We spent a month in Scotland from mid-July to mid-August...
This year's Tattoo event -- my first -- was phenomenal. We sprung for the Jacobite package, which included dinner in the castle and then seats in the "U" part of the horseshoe with a direct view of the castle walls on which they project amazing lighting. Worth every penny -- but not cheap. We did the Fringe, too, the shows for which ARE relatively inexpensive so we saw six to eight performers. I wouldn't go to Edinburgh JUST for the Fringe, but since we were there, it was a break from history. Entertainers worked hard. And the city was CROWDED. Your lodging's fee will be adjusted upward accordingly. And if you want more than pub grub for dinner, plan ahead with reservations...
We visited Culloden when we stayed in Inverness. I agree with a previous poster that the drive is too much of an investment for your "return." Your best bet for a battlefield visit is Bannockburn. But I enjoyed both and found the guides and presentations at Culloden to be fantastic. Speaking of guides, we tagged along with the free guides provided at Stirling Castle and they were also fantastic. We enjoyed that stop enormously.
I was -- at best -- warm about stopping to see the Kelpies. My mind was CHANGED instantly upon seeing them. Interesting mixture of art and engineering. A friend sent me some amazing video of 96 floating candles in the pond around Kelpies in honor of the Queen's passing. (Google that.)
We did the one-day, three-island tour out of Oban - Mull, Staffa and Iona. You can pre-book online before you go, which we did. Rick suggests the first boat out. It was fully booked, but we didn't feel like we missed out on anything with the second trip out of Oban. I'm not a big fan of riding on a bus with 60 other tourists, but it was fine... In fact it was very comfortable and enjoyable. The driver was entertaining and informative. We were there at the end of July -- and the weather was stunning. The waters barely had a ripple. It was so amazing the drivers joined the boat to Staffa because they'd never seen it that amazing. We enjoyed the PUffins and the caves. And the boat ride out and back we were thoroughly entertained by a pod of Minke whales and many porpoises. Take your own water and sandwiches if you'd like (you can grab them in town before you go to the boat), but you can grab food and drinks on the trip.
A side note... Fewer than 12 hours before we were to arrive our VRBO in Oban canceled because the hosts had Covid. Panicked because it is the high season, we ultimately found a lovely room in Perle Oban... Not cheap, but it was among the most memorable settings on our journey. Great views of the harbor, and easy walking to pubs and eateries. The meals at Perle Oban are also quite good.
A bonus on our return from the three-island tour: the Oban High pipe and drum band plays on Wednesday evenings as a fund-raiser for folks in town and and those traveling through. They were great fun. We found out later, the teacher is one of the top five pipers in the world.
Then we spent time in Skye at a VRBO on the Waternish Peninsula and we had nary a crowd on Skye.
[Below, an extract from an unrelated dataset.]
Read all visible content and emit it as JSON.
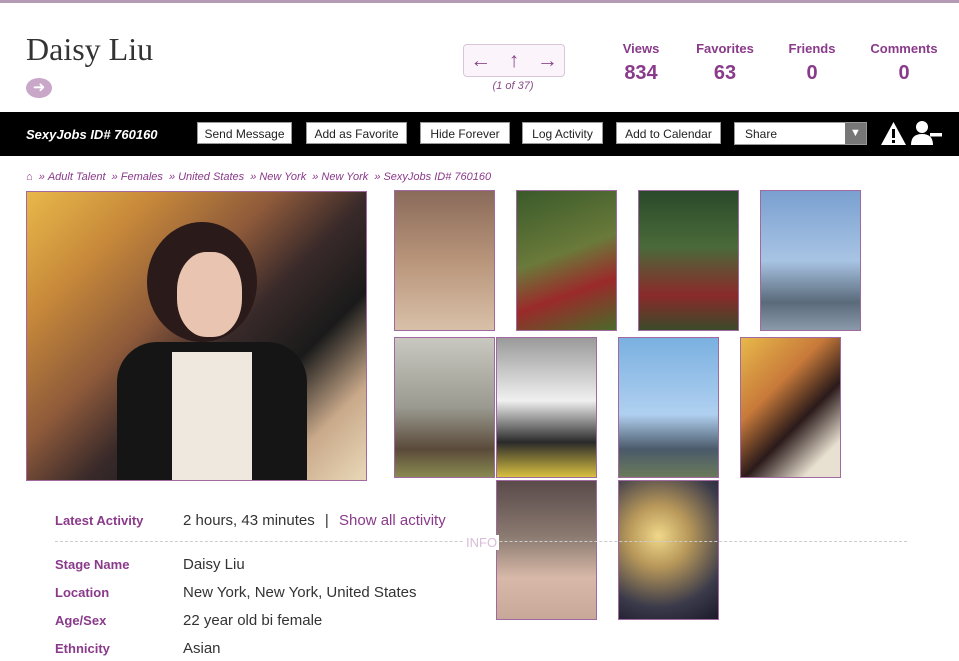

It was probably the best mix with the locals for us. Walks along the road gave us a handful of opportunities to speak with people who've lived their for decades or even their entire lives. We stayed at a self-catering place on Geary on Isle of Skye (use google maps and zoom in to see the various self-catering places on Geary Rd (I thinks its a road). From there we took GREAT hikes, including one from Trumpan Church out to the Clan MacLeod Memorial Cairn and Dun Borriafiach - an iron-age defense site. Wear water-proof boots because it gets boggy there. Loch Bay was lovely - and crowd-free, too.
We hoped to take the Cal-Mac ferry from the mainland to Skye, but staffing issues caused the company to cancel an entire day's runs. We wound up using the Skye Bridge. Not horrible, just more driving.